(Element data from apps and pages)

-- Opening Marker --

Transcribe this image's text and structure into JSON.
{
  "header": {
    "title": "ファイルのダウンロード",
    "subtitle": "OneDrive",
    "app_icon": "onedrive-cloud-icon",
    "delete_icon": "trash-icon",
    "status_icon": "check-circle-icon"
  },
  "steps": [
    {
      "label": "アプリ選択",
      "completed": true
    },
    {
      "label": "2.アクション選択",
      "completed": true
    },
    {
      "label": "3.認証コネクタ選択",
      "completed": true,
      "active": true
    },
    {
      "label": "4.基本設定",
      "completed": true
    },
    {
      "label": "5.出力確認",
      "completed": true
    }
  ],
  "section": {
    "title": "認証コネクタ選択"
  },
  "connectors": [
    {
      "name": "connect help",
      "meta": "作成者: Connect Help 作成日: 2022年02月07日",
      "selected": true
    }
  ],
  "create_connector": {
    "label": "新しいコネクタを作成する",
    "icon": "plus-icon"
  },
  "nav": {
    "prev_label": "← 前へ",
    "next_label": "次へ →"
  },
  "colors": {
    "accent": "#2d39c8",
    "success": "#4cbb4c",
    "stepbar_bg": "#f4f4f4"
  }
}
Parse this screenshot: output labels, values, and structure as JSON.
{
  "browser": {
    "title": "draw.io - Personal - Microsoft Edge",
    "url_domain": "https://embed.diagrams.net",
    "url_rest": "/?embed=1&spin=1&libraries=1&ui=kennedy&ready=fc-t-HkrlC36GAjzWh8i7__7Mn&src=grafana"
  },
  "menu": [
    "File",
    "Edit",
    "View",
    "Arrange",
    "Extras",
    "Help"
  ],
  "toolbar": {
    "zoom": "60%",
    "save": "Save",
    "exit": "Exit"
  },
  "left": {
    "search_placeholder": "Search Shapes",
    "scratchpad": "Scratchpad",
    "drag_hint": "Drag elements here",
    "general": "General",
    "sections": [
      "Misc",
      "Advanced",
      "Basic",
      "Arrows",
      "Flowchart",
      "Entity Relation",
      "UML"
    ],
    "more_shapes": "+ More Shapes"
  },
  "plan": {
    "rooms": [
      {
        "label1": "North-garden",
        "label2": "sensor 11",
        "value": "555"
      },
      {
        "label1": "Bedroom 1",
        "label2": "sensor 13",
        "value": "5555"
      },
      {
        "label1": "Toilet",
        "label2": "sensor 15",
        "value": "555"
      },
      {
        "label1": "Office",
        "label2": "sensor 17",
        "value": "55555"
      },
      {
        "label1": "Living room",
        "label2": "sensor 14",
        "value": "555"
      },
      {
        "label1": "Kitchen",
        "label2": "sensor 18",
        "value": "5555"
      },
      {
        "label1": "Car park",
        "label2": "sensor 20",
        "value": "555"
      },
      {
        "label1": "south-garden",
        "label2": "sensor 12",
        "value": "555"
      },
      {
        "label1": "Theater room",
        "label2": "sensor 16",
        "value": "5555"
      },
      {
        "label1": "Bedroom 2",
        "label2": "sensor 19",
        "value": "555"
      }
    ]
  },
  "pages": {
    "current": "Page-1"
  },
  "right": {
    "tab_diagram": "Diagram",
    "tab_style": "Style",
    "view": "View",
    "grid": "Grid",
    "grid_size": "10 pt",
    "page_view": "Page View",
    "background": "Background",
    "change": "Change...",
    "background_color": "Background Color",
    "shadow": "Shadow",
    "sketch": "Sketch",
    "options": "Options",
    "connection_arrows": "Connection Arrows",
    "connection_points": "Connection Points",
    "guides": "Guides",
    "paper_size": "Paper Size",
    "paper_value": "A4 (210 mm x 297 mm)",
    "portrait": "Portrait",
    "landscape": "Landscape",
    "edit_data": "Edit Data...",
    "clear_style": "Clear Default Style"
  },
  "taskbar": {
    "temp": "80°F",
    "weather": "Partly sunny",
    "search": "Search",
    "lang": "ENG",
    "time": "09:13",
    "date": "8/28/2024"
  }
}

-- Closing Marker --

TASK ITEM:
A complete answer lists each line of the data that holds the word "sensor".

ANSWER TO THE PROBLEM:
        "label2": "sensor 11",
        "label2": "sensor 13",
        "label2": "sensor 15",
        "label2": "sensor 17",
        "label2": "sensor 14",
        "label2": "sensor 18",
        "label2": "sensor 20",
        "label2": "sensor 12",
        "label2": "sensor 16",
        "label2": "sensor 19",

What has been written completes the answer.